Take from the listing each line that has the string "title".
╔══
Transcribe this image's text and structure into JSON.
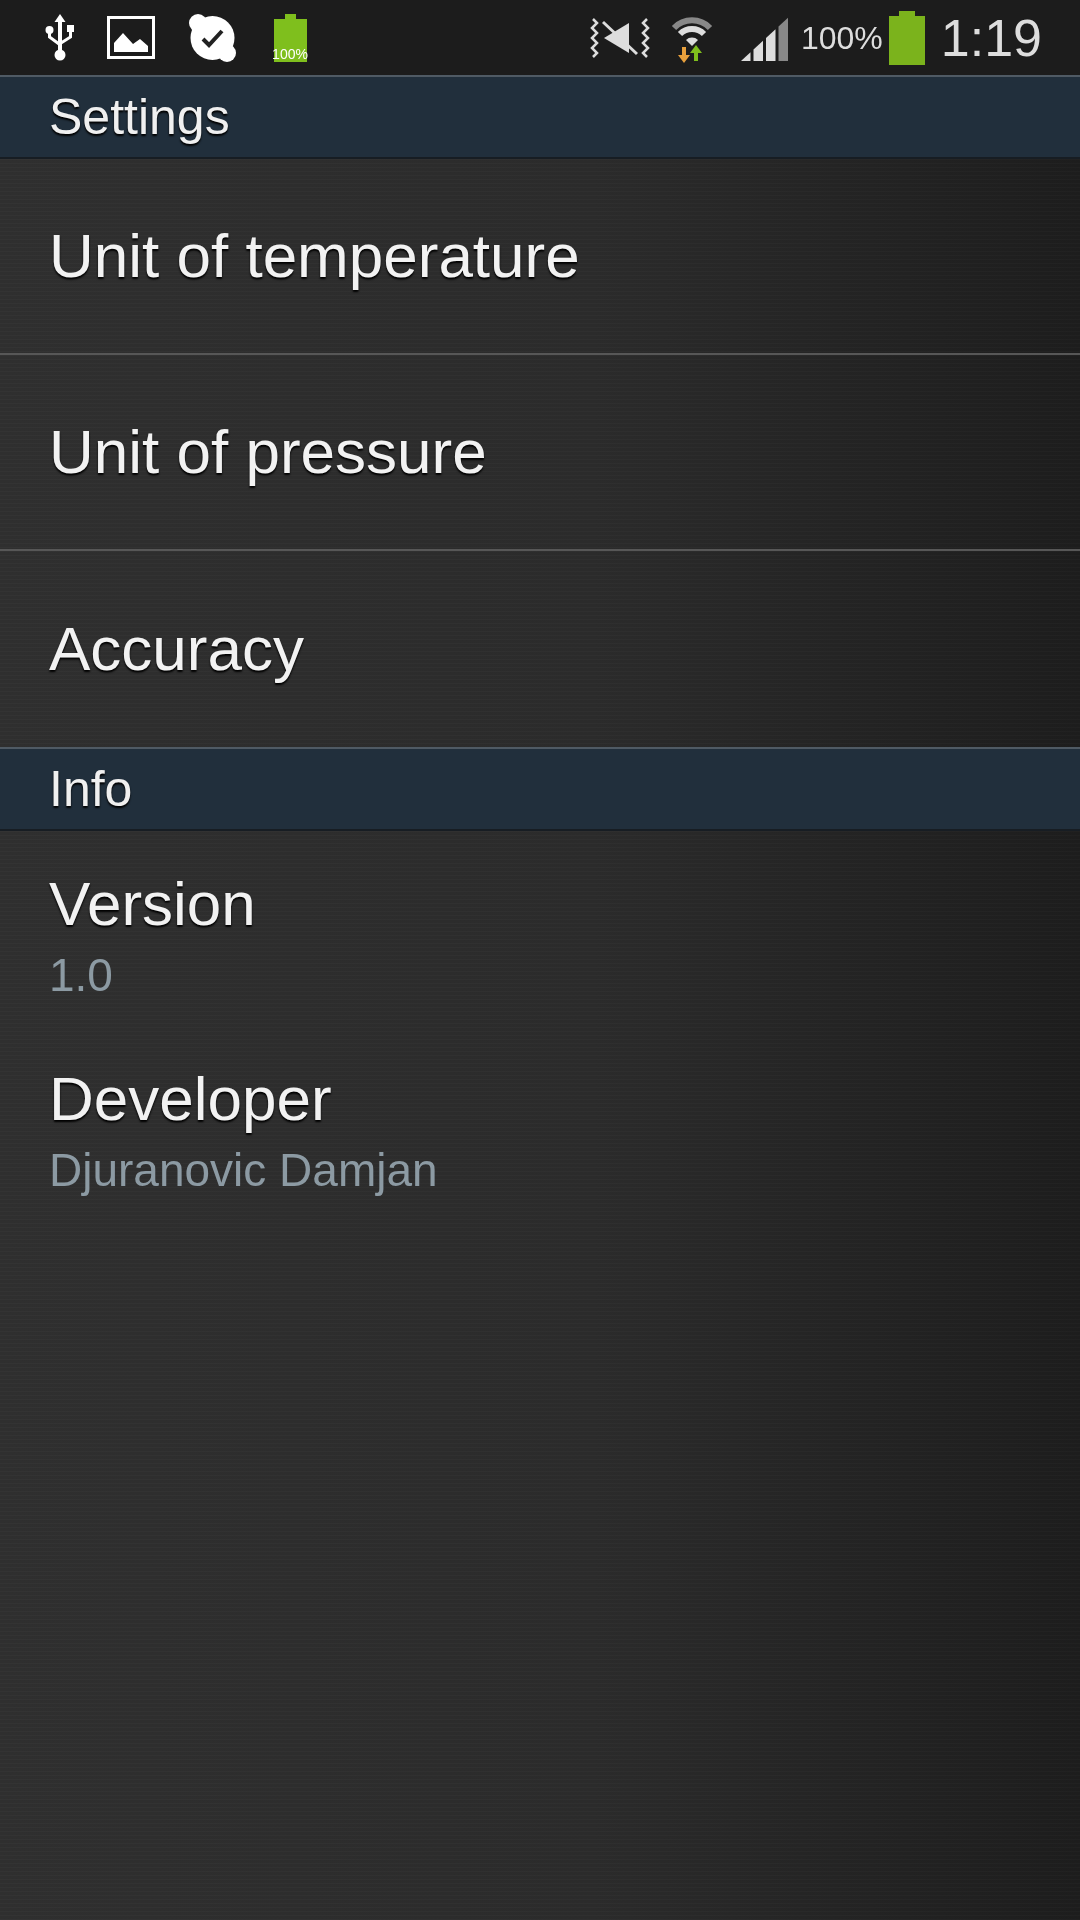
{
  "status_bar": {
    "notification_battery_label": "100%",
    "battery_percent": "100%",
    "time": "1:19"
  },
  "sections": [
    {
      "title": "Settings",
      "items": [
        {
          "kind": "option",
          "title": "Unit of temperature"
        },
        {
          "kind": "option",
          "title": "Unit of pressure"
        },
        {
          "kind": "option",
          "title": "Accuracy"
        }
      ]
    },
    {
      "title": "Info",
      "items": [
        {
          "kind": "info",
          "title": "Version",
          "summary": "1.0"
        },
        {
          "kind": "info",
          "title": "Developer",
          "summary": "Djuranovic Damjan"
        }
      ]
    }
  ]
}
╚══
_Answer for this exercise_
      "title": "Settings",
          "title": "Unit of temperature"
          "title": "Unit of pressure"
          "title": "Accuracy"
      "title": "Info",
          "title": "Version",
          "title": "Developer",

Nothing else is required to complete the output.